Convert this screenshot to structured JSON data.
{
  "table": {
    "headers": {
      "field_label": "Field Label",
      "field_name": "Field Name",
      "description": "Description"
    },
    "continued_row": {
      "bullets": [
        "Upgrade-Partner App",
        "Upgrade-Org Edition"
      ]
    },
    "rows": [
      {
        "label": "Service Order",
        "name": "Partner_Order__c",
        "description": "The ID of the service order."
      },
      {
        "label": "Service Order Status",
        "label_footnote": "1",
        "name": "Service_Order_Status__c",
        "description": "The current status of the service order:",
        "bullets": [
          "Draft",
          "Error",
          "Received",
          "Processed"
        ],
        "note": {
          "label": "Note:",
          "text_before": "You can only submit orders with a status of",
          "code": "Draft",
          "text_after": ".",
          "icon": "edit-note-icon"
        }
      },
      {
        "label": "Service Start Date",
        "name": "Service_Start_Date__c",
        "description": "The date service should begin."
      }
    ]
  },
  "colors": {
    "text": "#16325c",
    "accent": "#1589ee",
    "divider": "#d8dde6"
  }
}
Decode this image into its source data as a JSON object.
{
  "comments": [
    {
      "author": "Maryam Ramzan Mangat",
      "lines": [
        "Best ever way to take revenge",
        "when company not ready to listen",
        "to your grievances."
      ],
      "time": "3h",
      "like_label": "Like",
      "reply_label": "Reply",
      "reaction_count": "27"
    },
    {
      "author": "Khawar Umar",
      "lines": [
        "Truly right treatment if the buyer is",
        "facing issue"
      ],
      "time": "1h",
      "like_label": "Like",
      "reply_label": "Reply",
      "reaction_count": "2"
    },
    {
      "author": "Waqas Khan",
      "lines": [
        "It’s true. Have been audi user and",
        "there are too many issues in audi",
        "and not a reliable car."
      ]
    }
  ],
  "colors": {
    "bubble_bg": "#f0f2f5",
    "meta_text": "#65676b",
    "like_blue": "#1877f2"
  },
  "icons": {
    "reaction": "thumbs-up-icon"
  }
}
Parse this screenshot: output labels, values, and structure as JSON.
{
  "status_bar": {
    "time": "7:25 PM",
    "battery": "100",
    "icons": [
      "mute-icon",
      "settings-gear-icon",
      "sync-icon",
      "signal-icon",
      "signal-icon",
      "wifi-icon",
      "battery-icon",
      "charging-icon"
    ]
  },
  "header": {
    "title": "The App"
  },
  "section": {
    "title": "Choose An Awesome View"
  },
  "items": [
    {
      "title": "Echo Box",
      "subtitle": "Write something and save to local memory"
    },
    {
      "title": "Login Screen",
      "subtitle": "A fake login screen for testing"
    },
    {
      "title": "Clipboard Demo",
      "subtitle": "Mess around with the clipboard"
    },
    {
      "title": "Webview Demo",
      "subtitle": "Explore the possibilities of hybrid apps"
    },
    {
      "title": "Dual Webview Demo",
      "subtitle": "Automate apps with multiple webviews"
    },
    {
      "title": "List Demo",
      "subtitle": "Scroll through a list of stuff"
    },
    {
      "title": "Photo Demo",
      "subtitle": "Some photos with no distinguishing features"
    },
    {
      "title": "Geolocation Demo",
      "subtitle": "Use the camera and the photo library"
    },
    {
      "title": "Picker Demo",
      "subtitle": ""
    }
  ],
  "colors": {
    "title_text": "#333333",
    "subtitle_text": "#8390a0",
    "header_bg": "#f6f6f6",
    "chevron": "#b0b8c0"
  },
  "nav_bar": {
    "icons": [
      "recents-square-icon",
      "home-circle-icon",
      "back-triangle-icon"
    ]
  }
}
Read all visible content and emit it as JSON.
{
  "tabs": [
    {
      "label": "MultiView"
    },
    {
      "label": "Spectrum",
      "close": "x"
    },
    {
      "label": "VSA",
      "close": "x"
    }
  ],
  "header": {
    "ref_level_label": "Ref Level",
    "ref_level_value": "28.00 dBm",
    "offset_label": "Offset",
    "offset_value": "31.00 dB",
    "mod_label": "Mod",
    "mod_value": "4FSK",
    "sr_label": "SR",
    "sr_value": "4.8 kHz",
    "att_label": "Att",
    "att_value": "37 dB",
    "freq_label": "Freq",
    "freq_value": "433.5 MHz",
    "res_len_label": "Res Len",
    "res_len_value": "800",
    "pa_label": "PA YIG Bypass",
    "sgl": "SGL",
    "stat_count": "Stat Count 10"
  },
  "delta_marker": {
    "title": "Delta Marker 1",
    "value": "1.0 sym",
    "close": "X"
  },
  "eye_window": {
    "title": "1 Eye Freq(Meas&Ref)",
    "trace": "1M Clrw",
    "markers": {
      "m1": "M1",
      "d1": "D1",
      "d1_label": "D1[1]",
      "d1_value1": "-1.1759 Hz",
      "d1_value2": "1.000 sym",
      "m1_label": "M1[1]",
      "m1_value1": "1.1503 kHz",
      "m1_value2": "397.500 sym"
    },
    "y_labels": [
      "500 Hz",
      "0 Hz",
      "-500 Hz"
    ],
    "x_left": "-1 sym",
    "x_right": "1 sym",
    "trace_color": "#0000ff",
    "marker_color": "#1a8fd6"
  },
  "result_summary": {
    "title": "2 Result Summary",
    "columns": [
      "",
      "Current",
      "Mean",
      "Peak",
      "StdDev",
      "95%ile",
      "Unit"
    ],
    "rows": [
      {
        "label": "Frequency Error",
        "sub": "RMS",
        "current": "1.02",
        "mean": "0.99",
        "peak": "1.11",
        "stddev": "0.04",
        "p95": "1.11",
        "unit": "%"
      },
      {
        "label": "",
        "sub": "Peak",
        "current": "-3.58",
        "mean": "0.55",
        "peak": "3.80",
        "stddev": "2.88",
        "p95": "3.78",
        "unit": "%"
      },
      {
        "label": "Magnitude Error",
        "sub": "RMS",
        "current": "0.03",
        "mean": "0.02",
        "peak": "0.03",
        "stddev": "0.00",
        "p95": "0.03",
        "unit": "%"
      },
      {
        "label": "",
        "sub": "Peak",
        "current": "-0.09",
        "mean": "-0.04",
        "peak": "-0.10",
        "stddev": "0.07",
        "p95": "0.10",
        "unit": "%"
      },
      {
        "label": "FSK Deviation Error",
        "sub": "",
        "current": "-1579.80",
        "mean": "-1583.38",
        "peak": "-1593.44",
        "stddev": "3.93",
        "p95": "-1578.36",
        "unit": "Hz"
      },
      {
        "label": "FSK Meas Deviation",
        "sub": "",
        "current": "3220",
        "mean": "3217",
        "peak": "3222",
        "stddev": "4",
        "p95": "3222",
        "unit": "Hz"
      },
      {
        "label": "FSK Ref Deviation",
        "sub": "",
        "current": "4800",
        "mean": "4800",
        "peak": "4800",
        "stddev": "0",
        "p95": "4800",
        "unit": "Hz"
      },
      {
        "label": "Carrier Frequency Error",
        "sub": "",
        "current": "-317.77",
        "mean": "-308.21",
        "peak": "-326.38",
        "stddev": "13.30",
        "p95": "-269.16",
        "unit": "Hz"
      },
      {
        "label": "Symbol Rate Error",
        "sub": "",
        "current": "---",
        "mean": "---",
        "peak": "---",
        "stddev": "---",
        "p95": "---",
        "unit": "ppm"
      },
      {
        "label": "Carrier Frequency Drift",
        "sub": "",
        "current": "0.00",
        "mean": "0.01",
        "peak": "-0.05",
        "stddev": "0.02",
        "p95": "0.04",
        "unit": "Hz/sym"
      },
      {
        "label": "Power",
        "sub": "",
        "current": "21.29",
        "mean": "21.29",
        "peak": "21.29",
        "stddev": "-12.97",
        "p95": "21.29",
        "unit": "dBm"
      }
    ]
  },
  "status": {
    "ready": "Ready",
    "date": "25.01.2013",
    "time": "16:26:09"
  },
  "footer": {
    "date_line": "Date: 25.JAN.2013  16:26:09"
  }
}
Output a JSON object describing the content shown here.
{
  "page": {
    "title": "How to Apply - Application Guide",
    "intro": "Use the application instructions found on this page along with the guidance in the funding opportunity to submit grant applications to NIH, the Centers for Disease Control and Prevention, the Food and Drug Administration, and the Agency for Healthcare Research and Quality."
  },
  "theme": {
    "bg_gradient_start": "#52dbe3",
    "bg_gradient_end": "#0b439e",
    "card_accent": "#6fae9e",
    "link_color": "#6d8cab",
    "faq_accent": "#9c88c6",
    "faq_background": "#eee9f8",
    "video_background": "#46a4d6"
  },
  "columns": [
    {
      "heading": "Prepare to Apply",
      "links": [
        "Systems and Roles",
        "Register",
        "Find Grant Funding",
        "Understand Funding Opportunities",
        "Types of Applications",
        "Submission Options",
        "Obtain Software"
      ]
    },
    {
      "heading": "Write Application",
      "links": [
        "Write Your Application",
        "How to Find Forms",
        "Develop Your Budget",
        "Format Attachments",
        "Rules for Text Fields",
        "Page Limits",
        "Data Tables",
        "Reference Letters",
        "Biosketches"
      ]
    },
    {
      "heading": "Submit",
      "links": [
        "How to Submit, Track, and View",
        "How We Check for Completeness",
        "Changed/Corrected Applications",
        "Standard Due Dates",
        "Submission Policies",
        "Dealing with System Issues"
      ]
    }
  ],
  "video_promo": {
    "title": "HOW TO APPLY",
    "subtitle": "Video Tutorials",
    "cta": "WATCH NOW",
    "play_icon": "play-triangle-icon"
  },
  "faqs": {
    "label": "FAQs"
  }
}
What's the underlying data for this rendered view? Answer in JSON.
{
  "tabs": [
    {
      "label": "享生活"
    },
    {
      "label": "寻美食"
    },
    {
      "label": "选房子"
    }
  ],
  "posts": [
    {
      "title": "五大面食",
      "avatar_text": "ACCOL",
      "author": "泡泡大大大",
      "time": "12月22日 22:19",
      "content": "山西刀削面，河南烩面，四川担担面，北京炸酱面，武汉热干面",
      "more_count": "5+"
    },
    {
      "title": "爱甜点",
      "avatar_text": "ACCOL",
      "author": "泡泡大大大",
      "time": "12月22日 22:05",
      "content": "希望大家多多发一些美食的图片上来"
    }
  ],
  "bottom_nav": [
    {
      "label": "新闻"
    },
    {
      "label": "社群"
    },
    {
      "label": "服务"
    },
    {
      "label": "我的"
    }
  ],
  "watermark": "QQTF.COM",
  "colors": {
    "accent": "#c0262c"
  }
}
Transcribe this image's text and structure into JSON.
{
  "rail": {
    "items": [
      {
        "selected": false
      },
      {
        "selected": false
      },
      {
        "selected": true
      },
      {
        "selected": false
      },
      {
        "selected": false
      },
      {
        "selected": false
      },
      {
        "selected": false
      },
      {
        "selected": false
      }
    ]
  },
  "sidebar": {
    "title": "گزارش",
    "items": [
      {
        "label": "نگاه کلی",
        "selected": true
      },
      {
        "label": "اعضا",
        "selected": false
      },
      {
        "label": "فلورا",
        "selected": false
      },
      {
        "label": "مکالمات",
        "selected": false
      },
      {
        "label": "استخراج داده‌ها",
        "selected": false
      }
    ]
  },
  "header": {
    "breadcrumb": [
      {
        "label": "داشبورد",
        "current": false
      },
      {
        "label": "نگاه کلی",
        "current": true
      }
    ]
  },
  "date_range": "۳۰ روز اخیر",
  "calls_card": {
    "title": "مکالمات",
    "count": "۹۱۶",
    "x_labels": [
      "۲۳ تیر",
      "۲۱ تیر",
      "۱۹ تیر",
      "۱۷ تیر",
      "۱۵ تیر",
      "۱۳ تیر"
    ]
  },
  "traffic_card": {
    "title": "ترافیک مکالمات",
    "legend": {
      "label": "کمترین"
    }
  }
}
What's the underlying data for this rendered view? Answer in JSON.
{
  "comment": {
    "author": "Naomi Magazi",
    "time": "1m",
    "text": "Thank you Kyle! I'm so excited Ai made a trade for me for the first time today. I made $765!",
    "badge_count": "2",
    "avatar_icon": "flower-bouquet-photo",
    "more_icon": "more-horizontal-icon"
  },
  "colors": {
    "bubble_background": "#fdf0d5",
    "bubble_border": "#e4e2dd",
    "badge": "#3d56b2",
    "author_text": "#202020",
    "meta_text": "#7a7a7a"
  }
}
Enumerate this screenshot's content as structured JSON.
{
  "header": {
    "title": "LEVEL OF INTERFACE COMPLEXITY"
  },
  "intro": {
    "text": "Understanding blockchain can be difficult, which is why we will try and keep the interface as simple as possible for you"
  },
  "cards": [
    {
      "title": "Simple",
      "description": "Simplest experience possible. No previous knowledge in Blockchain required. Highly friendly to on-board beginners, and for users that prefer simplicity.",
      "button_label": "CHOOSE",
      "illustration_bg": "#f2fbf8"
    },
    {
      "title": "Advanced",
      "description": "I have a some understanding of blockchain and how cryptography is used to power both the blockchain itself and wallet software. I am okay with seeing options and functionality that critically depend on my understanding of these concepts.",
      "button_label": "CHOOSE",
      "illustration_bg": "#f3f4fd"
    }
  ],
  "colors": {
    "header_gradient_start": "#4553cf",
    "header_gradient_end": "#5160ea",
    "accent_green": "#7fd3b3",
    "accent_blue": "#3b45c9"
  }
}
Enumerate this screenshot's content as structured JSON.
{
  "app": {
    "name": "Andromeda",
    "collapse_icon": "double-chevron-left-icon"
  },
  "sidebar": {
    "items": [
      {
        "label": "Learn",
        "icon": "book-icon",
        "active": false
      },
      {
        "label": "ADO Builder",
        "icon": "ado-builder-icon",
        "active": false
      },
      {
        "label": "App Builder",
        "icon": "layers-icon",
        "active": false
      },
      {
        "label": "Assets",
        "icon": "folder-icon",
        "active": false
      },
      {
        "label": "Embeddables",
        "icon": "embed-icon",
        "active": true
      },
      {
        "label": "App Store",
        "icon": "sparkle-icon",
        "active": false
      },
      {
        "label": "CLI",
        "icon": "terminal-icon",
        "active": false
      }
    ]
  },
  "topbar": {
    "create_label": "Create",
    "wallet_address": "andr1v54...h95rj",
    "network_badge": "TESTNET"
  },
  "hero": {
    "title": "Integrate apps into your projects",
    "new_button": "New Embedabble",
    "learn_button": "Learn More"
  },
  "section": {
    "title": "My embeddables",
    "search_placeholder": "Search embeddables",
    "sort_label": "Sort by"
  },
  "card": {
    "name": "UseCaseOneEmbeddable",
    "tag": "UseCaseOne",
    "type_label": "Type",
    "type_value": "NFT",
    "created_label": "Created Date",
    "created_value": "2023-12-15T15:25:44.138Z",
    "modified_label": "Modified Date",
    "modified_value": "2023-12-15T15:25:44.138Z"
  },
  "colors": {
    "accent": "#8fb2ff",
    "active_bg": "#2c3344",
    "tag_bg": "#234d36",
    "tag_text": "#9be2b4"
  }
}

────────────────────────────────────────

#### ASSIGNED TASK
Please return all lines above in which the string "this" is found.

#### SOLUTION
Convert this screenshot to structured JSON data.
Decode this image into its source data as a JSON object.
Parse this screenshot: output labels, values, and structure as JSON.
    "intro": "Use the application instructions found on this page along with the guidance in the funding opportunity to submit grant applications to NIH, the Centers for Disease Control and Prevention, the Food and Drug Administration, and the Agency for Healthcare Research and Quality."
What's the underlying data for this rendered view? Answer in JSON.
Transcribe this image's text and structure into JSON.
What's the underlying data for this rendered view? Answer in JSON.
Enumerate this screenshot's content as structured JSON.
Enumerate this screenshot's content as structured JSON.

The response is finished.